_Task brief_:
Copy the lines below exactly. No picture goes into the copy.

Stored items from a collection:
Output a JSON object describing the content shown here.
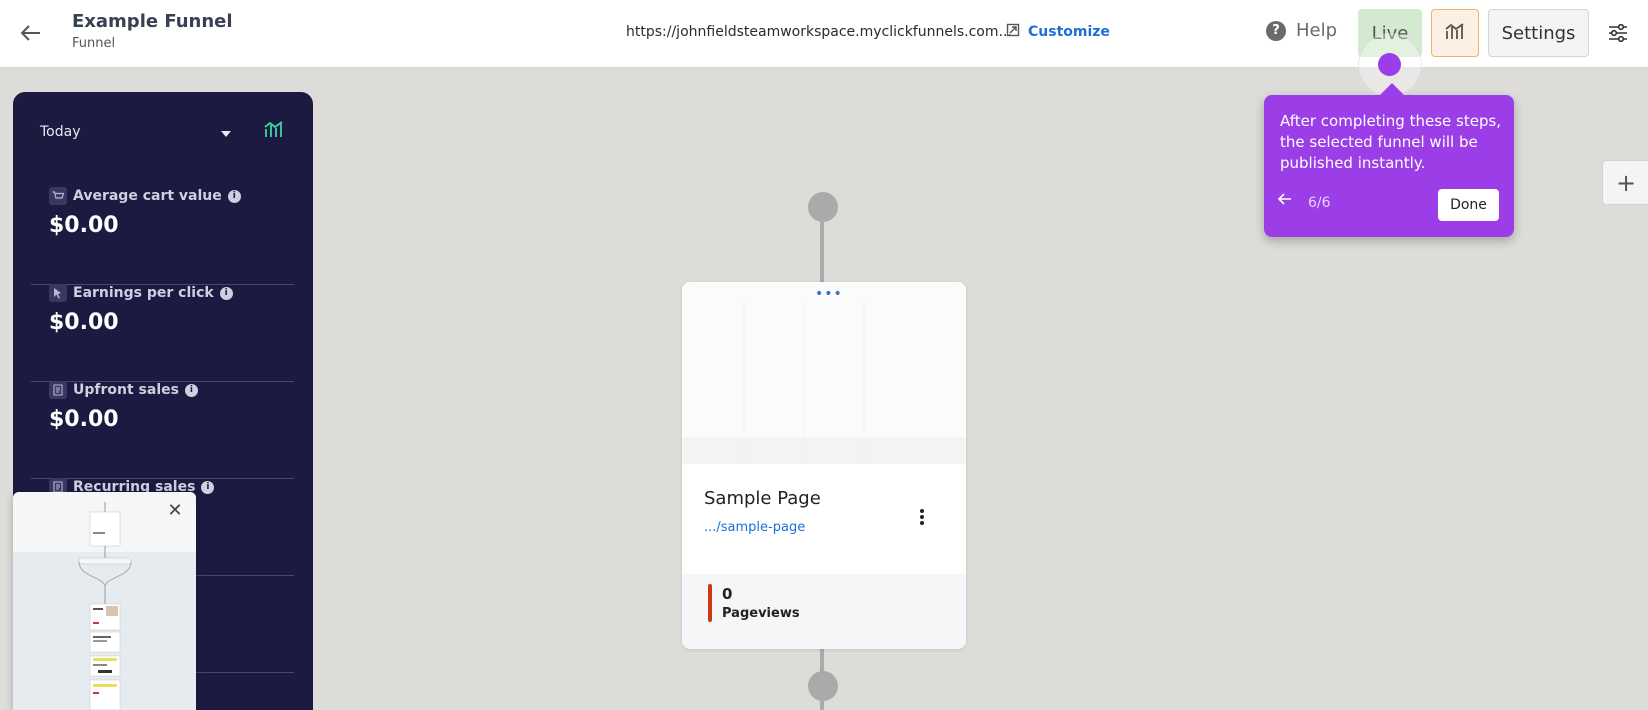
{
  "header": {
    "title": "Example Funnel",
    "subtitle": "Funnel",
    "url": "https://johnfieldsteamworkspace.myclickfunnels.com...",
    "customize_label": "Customize",
    "help_label": "Help",
    "live_label": "Live",
    "settings_label": "Settings"
  },
  "tour": {
    "text": "After completing these steps, the selected funnel will be published instantly.",
    "step": "6/6",
    "done_label": "Done",
    "accent": "#9b3ee8"
  },
  "stats_panel": {
    "range": "Today",
    "metrics": [
      {
        "label": "Average cart value",
        "value": "$0.00",
        "icon": "cart-icon"
      },
      {
        "label": "Earnings per click",
        "value": "$0.00",
        "icon": "cursor-icon"
      },
      {
        "label": "Upfront sales",
        "value": "$0.00",
        "icon": "receipt-icon"
      },
      {
        "label": "Recurring sales",
        "value": "",
        "icon": "receipt-icon"
      }
    ]
  },
  "page_card": {
    "name": "Sample Page",
    "path": ".../sample-page",
    "pageviews": "0",
    "pageviews_label": "Pageviews"
  },
  "colors": {
    "panel_bg": "#1c1a40",
    "live_bg": "#d4ead0",
    "link": "#1e6fd9"
  }
}
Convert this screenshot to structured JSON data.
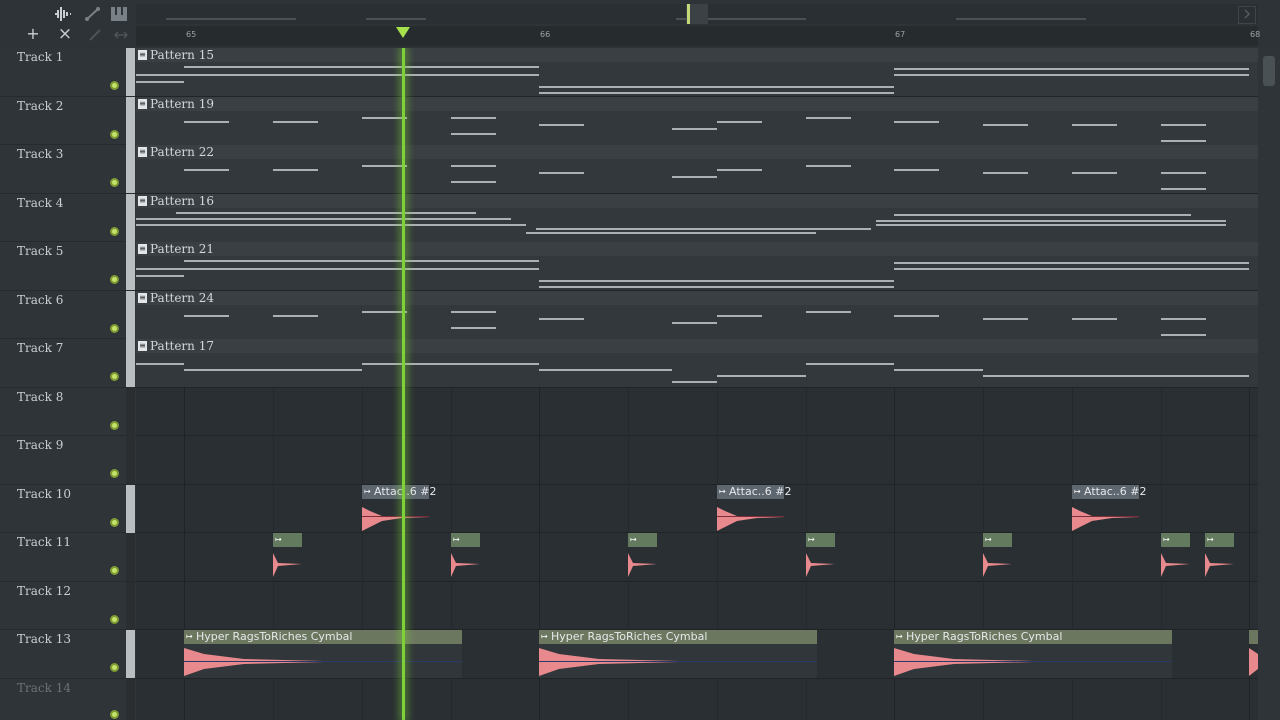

_Response for this exercise_:
Output a JSON object describing the content shown here.
{
  "header": {
    "title": "Example Funnel",
    "subtitle": "Funnel",
    "url": "https://johnfieldsteamworkspace.myclickfunnels.com...",
    "customize_label": "Customize",
    "help_label": "Help",
    "live_label": "Live",
    "settings_label": "Settings"
  },
  "tour": {
    "text": "After completing these steps, the selected funnel will be published instantly.",
    "step": "6/6",
    "done_label": "Done",
    "accent": "#9b3ee8"
  },
  "stats_panel": {
    "range": "Today",
    "metrics": [
      {
        "label": "Average cart value",
        "value": "$0.00",
        "icon": "cart-icon"
      },
      {
        "label": "Earnings per click",
        "value": "$0.00",
        "icon": "cursor-icon"
      },
      {
        "label": "Upfront sales",
        "value": "$0.00",
        "icon": "receipt-icon"
      },
      {
        "label": "Recurring sales",
        "value": "",
        "icon": "receipt-icon"
      }
    ]
  },
  "page_card": {
    "name": "Sample Page",
    "path": ".../sample-page",
    "pageviews": "0",
    "pageviews_label": "Pageviews"
  },
  "colors": {
    "panel_bg": "#1c1a40",
    "live_bg": "#d4ead0",
    "link": "#1e6fd9"
  }
}
Convert this screenshot to structured JSON data.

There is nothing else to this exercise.